If we wait for a sign…for a lightening bolt from heaven to act, to move, to begin…we will be waiting a very long time. And, while we wait, what opportunities are we missing? I’ve found that to be true in my own life. I’ve always had the dream of getting a novel published. There are times when I stop writing because I’m waiting for that “big break” to come through. In doing so, I’m failing to fulfill what God has called me to do daily…just write.
The fault is not in the failure; it’s in the giving up. To throw up our hands and walk away in disgust. Or, to turn our backs on God, blaming him for our human error and short sightedness. Sometimes I think it would be easier if we had an owner’s manual or set of rules to guide us through the ups and downs of our life. And before anyone jumps on that last sentence, let me clarify. Yes, we do have God’s word…but finding our will in the midst of it can be like trying to find a light switch in a power outage. (Think about that one…lol).
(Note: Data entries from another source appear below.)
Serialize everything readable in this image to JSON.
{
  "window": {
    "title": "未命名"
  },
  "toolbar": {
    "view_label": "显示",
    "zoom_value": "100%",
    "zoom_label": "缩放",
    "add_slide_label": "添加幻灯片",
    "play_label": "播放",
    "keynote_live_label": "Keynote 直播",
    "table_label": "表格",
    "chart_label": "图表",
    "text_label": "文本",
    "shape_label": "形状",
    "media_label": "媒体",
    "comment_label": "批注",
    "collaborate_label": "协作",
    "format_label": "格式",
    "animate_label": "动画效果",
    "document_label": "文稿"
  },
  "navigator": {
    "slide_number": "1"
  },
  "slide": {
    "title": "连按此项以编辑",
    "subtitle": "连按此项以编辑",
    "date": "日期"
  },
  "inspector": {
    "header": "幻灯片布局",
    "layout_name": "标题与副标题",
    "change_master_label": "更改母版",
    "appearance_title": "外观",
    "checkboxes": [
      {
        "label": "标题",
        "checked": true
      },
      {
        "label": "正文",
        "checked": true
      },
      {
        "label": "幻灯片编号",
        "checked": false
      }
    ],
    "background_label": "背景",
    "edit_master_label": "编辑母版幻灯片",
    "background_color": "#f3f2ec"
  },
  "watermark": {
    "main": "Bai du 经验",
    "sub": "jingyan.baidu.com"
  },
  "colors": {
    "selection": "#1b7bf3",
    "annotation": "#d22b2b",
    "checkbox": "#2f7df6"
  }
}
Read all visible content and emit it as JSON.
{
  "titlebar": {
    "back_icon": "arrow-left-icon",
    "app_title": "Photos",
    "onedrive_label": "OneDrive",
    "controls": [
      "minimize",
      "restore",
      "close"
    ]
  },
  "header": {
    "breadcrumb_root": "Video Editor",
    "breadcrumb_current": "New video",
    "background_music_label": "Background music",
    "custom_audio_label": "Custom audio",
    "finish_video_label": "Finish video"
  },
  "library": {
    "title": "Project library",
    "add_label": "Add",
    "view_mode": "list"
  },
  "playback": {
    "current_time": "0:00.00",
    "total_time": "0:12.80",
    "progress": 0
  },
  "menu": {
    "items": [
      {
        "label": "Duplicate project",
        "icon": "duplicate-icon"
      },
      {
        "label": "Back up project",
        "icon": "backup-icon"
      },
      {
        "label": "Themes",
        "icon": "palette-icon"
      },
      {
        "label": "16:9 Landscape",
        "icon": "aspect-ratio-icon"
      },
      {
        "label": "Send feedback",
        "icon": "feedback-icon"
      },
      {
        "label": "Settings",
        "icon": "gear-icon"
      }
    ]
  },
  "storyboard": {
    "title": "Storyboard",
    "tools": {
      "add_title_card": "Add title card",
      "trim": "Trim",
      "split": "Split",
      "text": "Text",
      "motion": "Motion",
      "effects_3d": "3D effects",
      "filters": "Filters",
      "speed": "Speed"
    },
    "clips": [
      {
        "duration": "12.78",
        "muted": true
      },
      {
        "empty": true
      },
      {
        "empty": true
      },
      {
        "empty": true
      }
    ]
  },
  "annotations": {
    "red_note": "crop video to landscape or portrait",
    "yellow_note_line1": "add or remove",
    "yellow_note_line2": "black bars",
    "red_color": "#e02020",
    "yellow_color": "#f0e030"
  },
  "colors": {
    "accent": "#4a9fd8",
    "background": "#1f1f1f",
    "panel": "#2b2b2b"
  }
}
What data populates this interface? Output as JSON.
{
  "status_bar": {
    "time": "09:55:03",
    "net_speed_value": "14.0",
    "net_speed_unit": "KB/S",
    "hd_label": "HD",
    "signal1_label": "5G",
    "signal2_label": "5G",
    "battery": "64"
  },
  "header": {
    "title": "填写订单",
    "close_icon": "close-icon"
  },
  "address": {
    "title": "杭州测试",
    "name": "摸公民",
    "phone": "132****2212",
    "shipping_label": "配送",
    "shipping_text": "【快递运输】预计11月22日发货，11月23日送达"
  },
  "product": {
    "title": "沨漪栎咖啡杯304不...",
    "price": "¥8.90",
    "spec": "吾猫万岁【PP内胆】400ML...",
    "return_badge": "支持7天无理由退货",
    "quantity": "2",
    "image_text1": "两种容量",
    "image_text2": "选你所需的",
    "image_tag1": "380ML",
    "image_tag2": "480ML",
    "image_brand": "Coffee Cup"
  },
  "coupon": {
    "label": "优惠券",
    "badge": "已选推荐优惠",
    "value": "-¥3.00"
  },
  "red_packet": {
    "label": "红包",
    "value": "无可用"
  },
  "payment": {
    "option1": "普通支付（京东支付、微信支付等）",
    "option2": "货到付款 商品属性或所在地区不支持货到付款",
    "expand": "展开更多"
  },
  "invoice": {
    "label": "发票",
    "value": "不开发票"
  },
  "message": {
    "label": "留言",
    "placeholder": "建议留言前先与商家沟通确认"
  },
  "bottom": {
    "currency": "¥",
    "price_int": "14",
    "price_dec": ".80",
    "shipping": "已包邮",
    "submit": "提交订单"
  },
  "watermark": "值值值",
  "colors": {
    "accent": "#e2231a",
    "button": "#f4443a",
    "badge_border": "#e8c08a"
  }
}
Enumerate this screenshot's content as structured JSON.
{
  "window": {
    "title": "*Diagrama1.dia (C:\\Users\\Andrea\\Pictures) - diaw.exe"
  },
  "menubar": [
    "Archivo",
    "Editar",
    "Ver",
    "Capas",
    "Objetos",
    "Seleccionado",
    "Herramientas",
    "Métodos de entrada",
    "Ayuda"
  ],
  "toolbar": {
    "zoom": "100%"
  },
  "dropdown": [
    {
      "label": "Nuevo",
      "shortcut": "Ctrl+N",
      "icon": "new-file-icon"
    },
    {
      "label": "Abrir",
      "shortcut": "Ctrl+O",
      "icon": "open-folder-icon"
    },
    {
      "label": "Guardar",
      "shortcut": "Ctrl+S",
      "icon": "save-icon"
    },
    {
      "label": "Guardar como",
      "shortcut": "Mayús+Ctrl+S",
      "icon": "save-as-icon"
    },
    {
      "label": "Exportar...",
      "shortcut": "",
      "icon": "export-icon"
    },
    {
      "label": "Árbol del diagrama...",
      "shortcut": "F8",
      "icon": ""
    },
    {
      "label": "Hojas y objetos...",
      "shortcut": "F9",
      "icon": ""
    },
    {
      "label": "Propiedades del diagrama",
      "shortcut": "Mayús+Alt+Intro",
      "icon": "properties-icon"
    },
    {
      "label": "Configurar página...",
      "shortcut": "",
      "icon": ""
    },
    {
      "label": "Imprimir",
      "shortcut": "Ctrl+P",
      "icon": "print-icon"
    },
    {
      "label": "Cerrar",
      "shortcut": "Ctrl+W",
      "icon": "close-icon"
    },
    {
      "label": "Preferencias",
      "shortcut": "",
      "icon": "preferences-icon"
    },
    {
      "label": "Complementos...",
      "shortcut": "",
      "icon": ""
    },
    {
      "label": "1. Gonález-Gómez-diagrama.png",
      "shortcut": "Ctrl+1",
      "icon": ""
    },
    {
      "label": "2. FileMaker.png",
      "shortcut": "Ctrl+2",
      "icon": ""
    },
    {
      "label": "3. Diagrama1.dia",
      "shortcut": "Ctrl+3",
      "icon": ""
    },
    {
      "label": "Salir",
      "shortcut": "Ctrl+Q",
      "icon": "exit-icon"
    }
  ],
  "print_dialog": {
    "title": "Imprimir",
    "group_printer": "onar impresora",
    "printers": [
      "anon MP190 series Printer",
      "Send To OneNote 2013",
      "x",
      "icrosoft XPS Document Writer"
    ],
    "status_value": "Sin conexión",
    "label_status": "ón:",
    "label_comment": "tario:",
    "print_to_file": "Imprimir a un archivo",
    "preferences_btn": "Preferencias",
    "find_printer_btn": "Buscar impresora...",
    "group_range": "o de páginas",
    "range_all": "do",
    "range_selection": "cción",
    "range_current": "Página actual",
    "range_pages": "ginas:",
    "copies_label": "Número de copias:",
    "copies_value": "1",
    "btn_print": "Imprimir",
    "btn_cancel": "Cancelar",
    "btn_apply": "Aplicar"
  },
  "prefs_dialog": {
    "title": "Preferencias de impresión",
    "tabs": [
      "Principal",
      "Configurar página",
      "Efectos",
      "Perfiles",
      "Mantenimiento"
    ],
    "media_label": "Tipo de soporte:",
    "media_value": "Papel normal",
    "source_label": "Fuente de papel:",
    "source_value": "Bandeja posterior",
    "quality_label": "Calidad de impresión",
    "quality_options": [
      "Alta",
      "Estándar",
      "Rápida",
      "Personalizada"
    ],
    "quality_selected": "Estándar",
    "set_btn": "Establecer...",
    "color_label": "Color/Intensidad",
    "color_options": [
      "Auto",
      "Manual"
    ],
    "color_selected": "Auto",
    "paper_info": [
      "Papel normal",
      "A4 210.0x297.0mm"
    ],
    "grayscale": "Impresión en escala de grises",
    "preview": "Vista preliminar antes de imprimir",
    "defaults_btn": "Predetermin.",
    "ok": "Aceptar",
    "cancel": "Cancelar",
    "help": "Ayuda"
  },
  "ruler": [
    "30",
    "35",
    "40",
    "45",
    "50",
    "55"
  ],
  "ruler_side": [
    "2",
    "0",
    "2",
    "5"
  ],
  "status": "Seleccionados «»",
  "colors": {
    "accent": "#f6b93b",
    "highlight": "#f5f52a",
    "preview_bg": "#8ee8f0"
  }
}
But there were those who went before and those today, who seem to be light years ahead of where I can ever hope to be spiritually. How do they do that? How did the saints become so deep in their faith that not even torture and death could sway them? There are so many spiritual giants that we can look to for inspiration and guidance.
One noticeable quality I’ve found by studying their writings is their ability to be honest about themselves. If they have a weakness, a temptation, they were open about it. Here it is, in black and white. No beating about the bush. They simply said, “I am imperfect and weak. However, I believe and trust that, with God’s grace, I will grow spiritually.”
God knows we are not perfect creatures. But he delights every time we “get knocked down, but get up again.” Every time we utter, Nunc Coepi…Now I begin.